▶ [Problem requirements]: Each line of the data below goes into the copy exactly; pictures do not.

(Items from an interface collection)

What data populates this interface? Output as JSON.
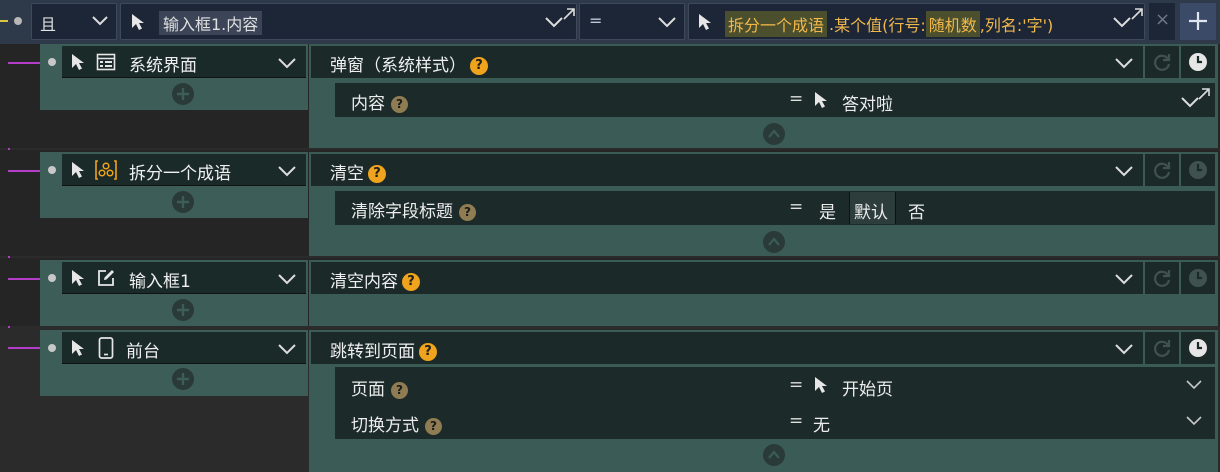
{
  "condition": {
    "logic": "且",
    "left_operand": "输入框1.内容",
    "operator": "=",
    "right_function": "拆分一个成语",
    "right_dot": ".",
    "right_method": "某个值",
    "right_args_open": "(行号:",
    "right_arg1": "随机数",
    "right_args_rest": ",列名:'字')"
  },
  "rows": [
    {
      "target": "系统界面",
      "action": "弹窗（系统样式）",
      "params": [
        {
          "label": "内容",
          "value": "答对啦"
        }
      ]
    },
    {
      "target": "拆分一个成语",
      "action": "清空",
      "params": [
        {
          "label": "清除字段标题",
          "options": [
            "是",
            "默认",
            "否"
          ],
          "selected": "默认"
        }
      ]
    },
    {
      "target": "输入框1",
      "action": "清空内容",
      "params": []
    },
    {
      "target": "前台",
      "action": "跳转到页面",
      "params": [
        {
          "label": "页面",
          "value": "开始页"
        },
        {
          "label": "切换方式",
          "value": "无"
        }
      ]
    }
  ],
  "symbols": {
    "equals": "=",
    "help": "?",
    "close": "×"
  },
  "colors": {
    "accent_orange": "#f0a31c",
    "tree_line": "#b43cc8",
    "panel": "#3b5b56"
  }
}
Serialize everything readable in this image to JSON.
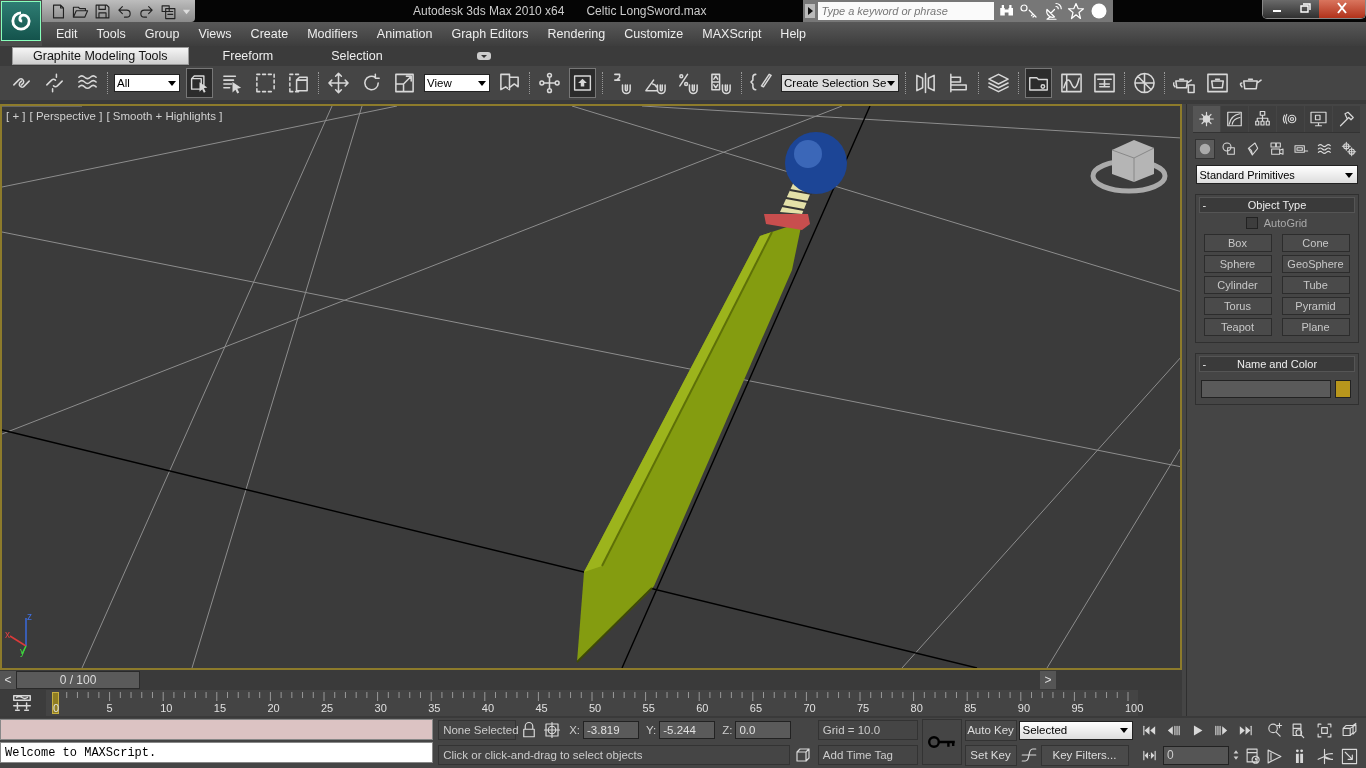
{
  "title_bar": {
    "app": "Autodesk 3ds Max  2010 x64",
    "file": "Celtic LongSword.max"
  },
  "search": {
    "placeholder": "Type a keyword or phrase"
  },
  "menu": [
    "Edit",
    "Tools",
    "Group",
    "Views",
    "Create",
    "Modifiers",
    "Animation",
    "Graph Editors",
    "Rendering",
    "Customize",
    "MAXScript",
    "Help"
  ],
  "ribbon_tabs": [
    {
      "label": "Graphite Modeling Tools",
      "selected": true
    },
    {
      "label": "Freeform",
      "selected": false
    },
    {
      "label": "Selection",
      "selected": false
    }
  ],
  "toolbar": [
    {
      "kind": "tool",
      "selected": false
    },
    {
      "kind": "tool",
      "selected": false
    },
    {
      "kind": "tool",
      "selected": false
    },
    {
      "kind": "separator"
    },
    {
      "kind": "dropdown",
      "value": "All"
    },
    {
      "kind": "tool",
      "selected": true
    },
    {
      "kind": "tool",
      "selected": false
    },
    {
      "kind": "tool",
      "selected": false
    },
    {
      "kind": "tool",
      "selected": false
    },
    {
      "kind": "separator"
    },
    {
      "kind": "tool",
      "selected": false
    },
    {
      "kind": "tool",
      "selected": false
    },
    {
      "kind": "tool",
      "selected": false
    },
    {
      "kind": "dropdown",
      "value": "View"
    },
    {
      "kind": "tool",
      "selected": false
    },
    {
      "kind": "separator"
    },
    {
      "kind": "tool",
      "selected": false
    },
    {
      "kind": "tool",
      "selected": true
    },
    {
      "kind": "separator"
    },
    {
      "kind": "tool",
      "selected": false
    },
    {
      "kind": "tool",
      "selected": false
    },
    {
      "kind": "tool",
      "selected": false
    },
    {
      "kind": "tool",
      "selected": false
    },
    {
      "kind": "separator"
    },
    {
      "kind": "tool",
      "selected": false
    },
    {
      "kind": "dropdown",
      "value": "Create Selection Se"
    },
    {
      "kind": "separator"
    },
    {
      "kind": "tool",
      "selected": false
    },
    {
      "kind": "tool",
      "selected": false
    },
    {
      "kind": "separator"
    },
    {
      "kind": "tool",
      "selected": false
    },
    {
      "kind": "separator"
    },
    {
      "kind": "tool",
      "selected": true
    },
    {
      "kind": "tool",
      "selected": false
    },
    {
      "kind": "tool",
      "selected": false
    },
    {
      "kind": "separator"
    },
    {
      "kind": "tool",
      "selected": false
    },
    {
      "kind": "separator"
    },
    {
      "kind": "tool",
      "selected": false
    },
    {
      "kind": "tool",
      "selected": false
    },
    {
      "kind": "tool",
      "selected": false
    }
  ],
  "viewport": {
    "labels": [
      "[ + ]",
      "[ Perspective ]",
      "[ Smooth + Highlights ]"
    ],
    "active": true,
    "axes": [
      "x",
      "y",
      "z"
    ]
  },
  "command_panel": {
    "tabs": [
      {
        "selected": true
      },
      {
        "selected": false
      },
      {
        "selected": false
      },
      {
        "selected": false
      },
      {
        "selected": false
      },
      {
        "selected": false
      }
    ],
    "categories": [
      {
        "selected": true
      },
      {
        "selected": false
      },
      {
        "selected": false
      },
      {
        "selected": false
      },
      {
        "selected": false
      },
      {
        "selected": false
      },
      {
        "selected": false
      }
    ],
    "type_list": "Standard Primitives",
    "object_type": {
      "collapse": "-",
      "title": "Object Type",
      "autogrid": {
        "label": "AutoGrid",
        "checked": false
      },
      "buttons": [
        "Box",
        "Cone",
        "Sphere",
        "GeoSphere",
        "Cylinder",
        "Tube",
        "Torus",
        "Pyramid",
        "Teapot",
        "Plane"
      ]
    },
    "name_and_color": {
      "collapse": "-",
      "title": "Name and Color",
      "color": "#b8961c"
    }
  },
  "time_slider": {
    "prev": "<",
    "position": "0 / 100",
    "next": ">",
    "level": 0
  },
  "track_bar": {
    "ticks": [
      "0",
      "5",
      "10",
      "15",
      "20",
      "25",
      "30",
      "35",
      "40",
      "45",
      "50",
      "55",
      "60",
      "65",
      "70",
      "75",
      "80",
      "85",
      "90",
      "95",
      "100"
    ],
    "level": 0
  },
  "status": {
    "listener_output": "Welcome to MAXScript.",
    "selection": "None Selected",
    "coords": [
      {
        "axis": "X:",
        "value": "-3.819"
      },
      {
        "axis": "Y:",
        "value": "-5.244"
      },
      {
        "axis": "Z:",
        "value": "0.0"
      }
    ],
    "grid": "Grid = 10.0",
    "prompt": "Click or click-and-drag to select objects",
    "add_time_tag": "Add Time Tag",
    "auto_key": {
      "label": "Auto Key",
      "on": false
    },
    "set_key": "Set Key",
    "key_mode": "Selected",
    "key_filters": "Key Filters...",
    "frame": "0"
  }
}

▶ [Finished task]:
What data populates this interface? Output as JSON.
{
  "condition": {
    "logic": "且",
    "left_operand": "输入框1.内容",
    "operator": "=",
    "right_function": "拆分一个成语",
    "right_dot": ".",
    "right_method": "某个值",
    "right_args_open": "(行号:",
    "right_arg1": "随机数",
    "right_args_rest": ",列名:'字')"
  },
  "rows": [
    {
      "target": "系统界面",
      "action": "弹窗（系统样式）",
      "params": [
        {
          "label": "内容",
          "value": "答对啦"
        }
      ]
    },
    {
      "target": "拆分一个成语",
      "action": "清空",
      "params": [
        {
          "label": "清除字段标题",
          "options": [
            "是",
            "默认",
            "否"
          ],
          "selected": "默认"
        }
      ]
    },
    {
      "target": "输入框1",
      "action": "清空内容",
      "params": []
    },
    {
      "target": "前台",
      "action": "跳转到页面",
      "params": [
        {
          "label": "页面",
          "value": "开始页"
        },
        {
          "label": "切换方式",
          "value": "无"
        }
      ]
    }
  ],
  "symbols": {
    "equals": "=",
    "help": "?",
    "close": "×"
  },
  "colors": {
    "accent_orange": "#f0a31c",
    "tree_line": "#b43cc8",
    "panel": "#3b5b56"
  }
}
Serialize everything readable in this image to JSON.
{
  "title_bar": {
    "app": "Autodesk 3ds Max  2010 x64",
    "file": "Celtic LongSword.max"
  },
  "search": {
    "placeholder": "Type a keyword or phrase"
  },
  "menu": [
    "Edit",
    "Tools",
    "Group",
    "Views",
    "Create",
    "Modifiers",
    "Animation",
    "Graph Editors",
    "Rendering",
    "Customize",
    "MAXScript",
    "Help"
  ],
  "ribbon_tabs": [
    {
      "label": "Graphite Modeling Tools",
      "selected": true
    },
    {
      "label": "Freeform",
      "selected": false
    },
    {
      "label": "Selection",
      "selected": false
    }
  ],
  "toolbar": [
    {
      "kind": "tool",
      "selected": false
    },
    {
      "kind": "tool",
      "selected": false
    },
    {
      "kind": "tool",
      "selected": false
    },
    {
      "kind": "separator"
    },
    {
      "kind": "dropdown",
      "value": "All"
    },
    {
      "kind": "tool",
      "selected": true
    },
    {
      "kind": "tool",
      "selected": false
    },
    {
      "kind": "tool",
      "selected": false
    },
    {
      "kind": "tool",
      "selected": false
    },
    {
      "kind": "separator"
    },
    {
      "kind": "tool",
      "selected": false
    },
    {
      "kind": "tool",
      "selected": false
    },
    {
      "kind": "tool",
      "selected": false
    },
    {
      "kind": "dropdown",
      "value": "View"
    },
    {
      "kind": "tool",
      "selected": false
    },
    {
      "kind": "separator"
    },
    {
      "kind": "tool",
      "selected": false
    },
    {
      "kind": "tool",
      "selected": true
    },
    {
      "kind": "separator"
    },
    {
      "kind": "tool",
      "selected": false
    },
    {
      "kind": "tool",
      "selected": false
    },
    {
      "kind": "tool",
      "selected": false
    },
    {
      "kind": "tool",
      "selected": false
    },
    {
      "kind": "separator"
    },
    {
      "kind": "tool",
      "selected": false
    },
    {
      "kind": "dropdown",
      "value": "Create Selection Se"
    },
    {
      "kind": "separator"
    },
    {
      "kind": "tool",
      "selected": false
    },
    {
      "kind": "tool",
      "selected": false
    },
    {
      "kind": "separator"
    },
    {
      "kind": "tool",
      "selected": false
    },
    {
      "kind": "separator"
    },
    {
      "kind": "tool",
      "selected": true
    },
    {
      "kind": "tool",
      "selected": false
    },
    {
      "kind": "tool",
      "selected": false
    },
    {
      "kind": "separator"
    },
    {
      "kind": "tool",
      "selected": false
    },
    {
      "kind": "separator"
    },
    {
      "kind": "tool",
      "selected": false
    },
    {
      "kind": "tool",
      "selected": false
    },
    {
      "kind": "tool",
      "selected": false
    }
  ],
  "viewport": {
    "labels": [
      "[ + ]",
      "[ Perspective ]",
      "[ Smooth + Highlights ]"
    ],
    "active": true,
    "axes": [
      "x",
      "y",
      "z"
    ]
  },
  "command_panel": {
    "tabs": [
      {
        "selected": true
      },
      {
        "selected": false
      },
      {
        "selected": false
      },
      {
        "selected": false
      },
      {
        "selected": false
      },
      {
        "selected": false
      }
    ],
    "categories": [
      {
        "selected": true
      },
      {
        "selected": false
      },
      {
        "selected": false
      },
      {
        "selected": false
      },
      {
        "selected": false
      },
      {
        "selected": false
      },
      {
        "selected": false
      }
    ],
    "type_list": "Standard Primitives",
    "object_type": {
      "collapse": "-",
      "title": "Object Type",
      "autogrid": {
        "label": "AutoGrid",
        "checked": false
      },
      "buttons": [
        "Box",
        "Cone",
        "Sphere",
        "GeoSphere",
        "Cylinder",
        "Tube",
        "Torus",
        "Pyramid",
        "Teapot",
        "Plane"
      ]
    },
    "name_and_color": {
      "collapse": "-",
      "title": "Name and Color",
      "color": "#b8961c"
    }
  },
  "time_slider": {
    "prev": "<",
    "position": "0 / 100",
    "next": ">",
    "level": 0
  },
  "track_bar": {
    "ticks": [
      "0",
      "5",
      "10",
      "15",
      "20",
      "25",
      "30",
      "35",
      "40",
      "45",
      "50",
      "55",
      "60",
      "65",
      "70",
      "75",
      "80",
      "85",
      "90",
      "95",
      "100"
    ],
    "level": 0
  },
  "status": {
    "listener_output": "Welcome to MAXScript.",
    "selection": "None Selected",
    "coords": [
      {
        "axis": "X:",
        "value": "-3.819"
      },
      {
        "axis": "Y:",
        "value": "-5.244"
      },
      {
        "axis": "Z:",
        "value": "0.0"
      }
    ],
    "grid": "Grid = 10.0",
    "prompt": "Click or click-and-drag to select objects",
    "add_time_tag": "Add Time Tag",
    "auto_key": {
      "label": "Auto Key",
      "on": false
    },
    "set_key": "Set Key",
    "key_mode": "Selected",
    "key_filters": "Key Filters...",
    "frame": "0"
  }
}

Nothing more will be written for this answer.